A security vulnerability in popular dating app Bumble could have enabled attackers to pinpoint other users’ precise location. Using fake Bumble profiles, security researcher Robert Heaton fashioned and executed a ‘trilateration’ attack that determined an imagined victim’s specific location.

Though Bumble tells its users how far away they are from each other, the vulnerability could allow an attacker to see precisely where the user lives and where they are at the moment. 

In a blog post, Heaton outlined how an attacker would exploit the vulnerability after developing and running a trilateration attack test. 

Heaton reported the vulnerability to Bumble, who then quickly deployed a fix and added controls to prevent matching with or viewing users outside of a user’s match queue. 

“Vulnerabilities are inevitable in any software - especially mobile apps where delivering innovative new functionality more quickly than your competition can be a game-changer,” says Hank Schless, Senior Manager, Security Solutions at Lookout, a San Francisco, Calif.-based endpoint-to-cloud security company. 

From a consumer standpoint, you don’t want to hear that a dating app has a location-related vulnerability. However, the speed and efficiency at which Bumble was able to push an update that fixed this issue show the advantage of cloud-delivered services that can quickly push fixes out to users before any damage is done.

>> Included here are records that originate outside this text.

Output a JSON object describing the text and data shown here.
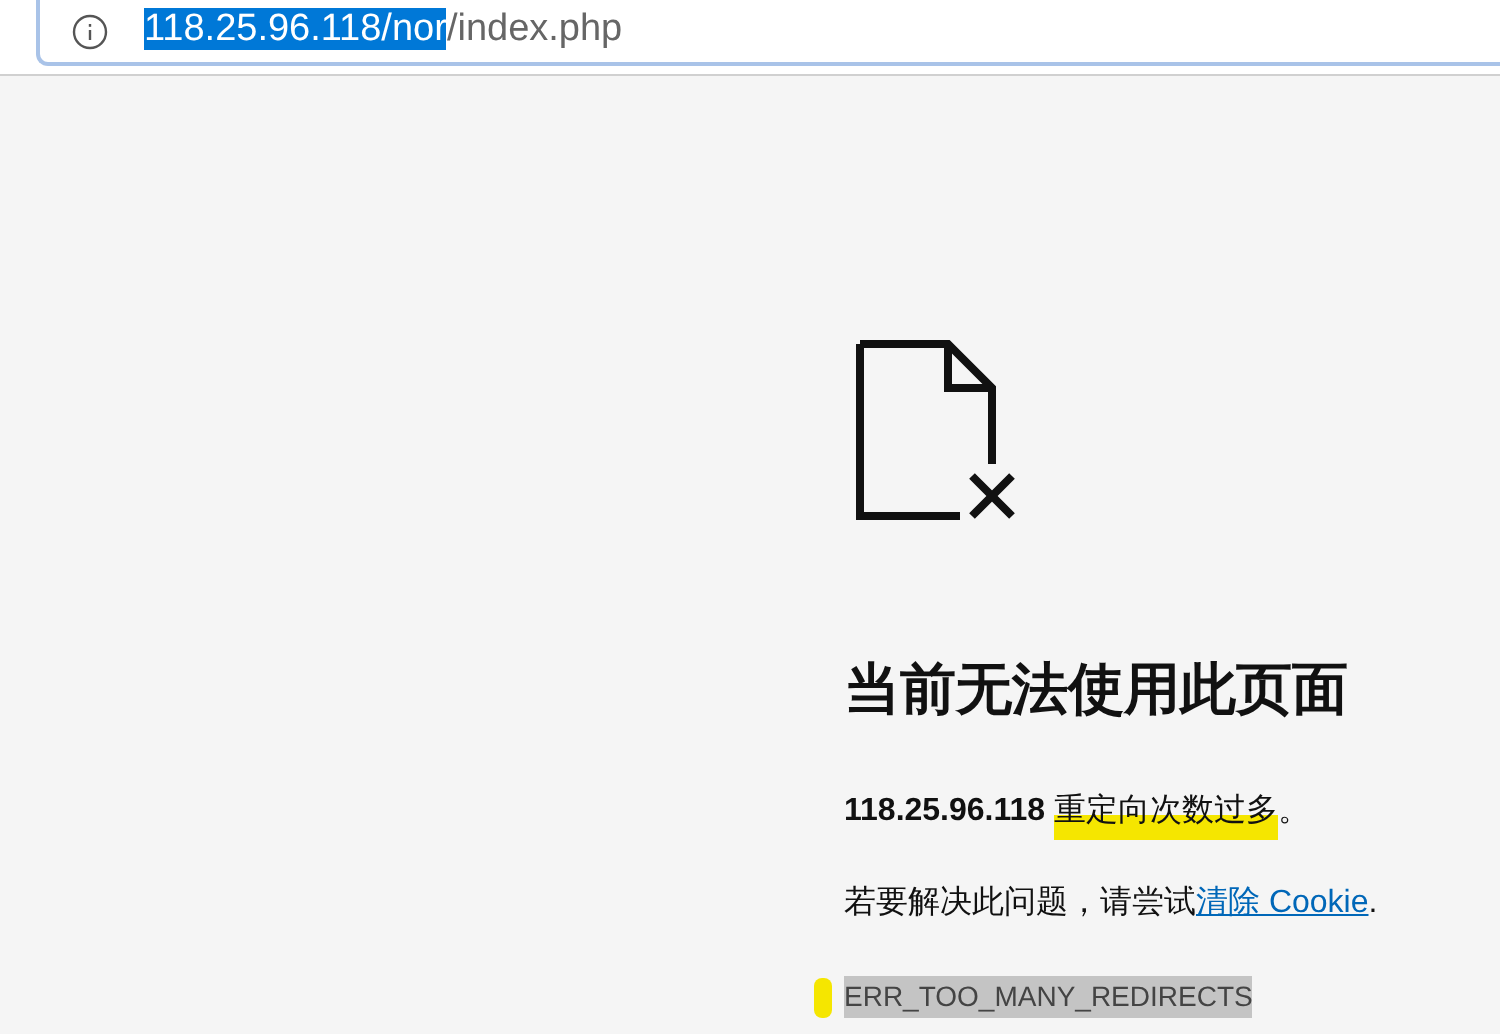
{
  "address_bar": {
    "url_selected": "118.25.96.118/nor",
    "url_rest": "/index.php"
  },
  "error": {
    "title": "当前无法使用此页面",
    "message": {
      "host": "118.25.96.118",
      "text": "重定向次数过多",
      "highlighted": true,
      "end": "。"
    },
    "hint": {
      "text": "若要解决此问题，请尝试",
      "link": "清除 Cookie",
      "end": "."
    },
    "code": {
      "text": "ERR_TOO_MANY_REDIRECTS",
      "selected": true,
      "marked": true
    }
  }
}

If the user has automatic app updates turned on, which most people do at this point, then the fix was delivered without the user even knowing, and they can continue using a safer version of the app,” Schless adds. 

The incident sheds light on how important it is for enterprise organizations to understand if any vulnerable app versions exist in their mobile fleet, Schless explains. “Any vulnerability, regardless of the capability it gives an attacker who successfully exploits it, poses a risk to the overall enterprise security posture. This can get very tricky - especially in a bring-your-own-device (BYOD) scenario where employees will inevitably have highly personal apps, like Bumble, on their device and admins want to provide security without violating employee privacy.”

In addition to vulnerable app versions, security administrators also need to ensure that mobile apps don’t have far-reaching permissions that could pose risks, Schless says. “While many app permissions, such as access to the camera or your contacts, may seem innocuous from a personal standpoint, they could pose a risk from an enterprise perspective where data privacy laws like GDPR and CCPA are king.”

Schless suggests that organizations should leverage a mobile security solution that strikes a balance between security and privacy to mitigate the risk of vulnerable apps or risky permissions. “This means the solution can provide enough visibility to build policies based on app versions and permissions, but not so much that admins can see the apps causing the violations. This preserves employee privacy while also strengthening the overall security and compliance posture of the organization.”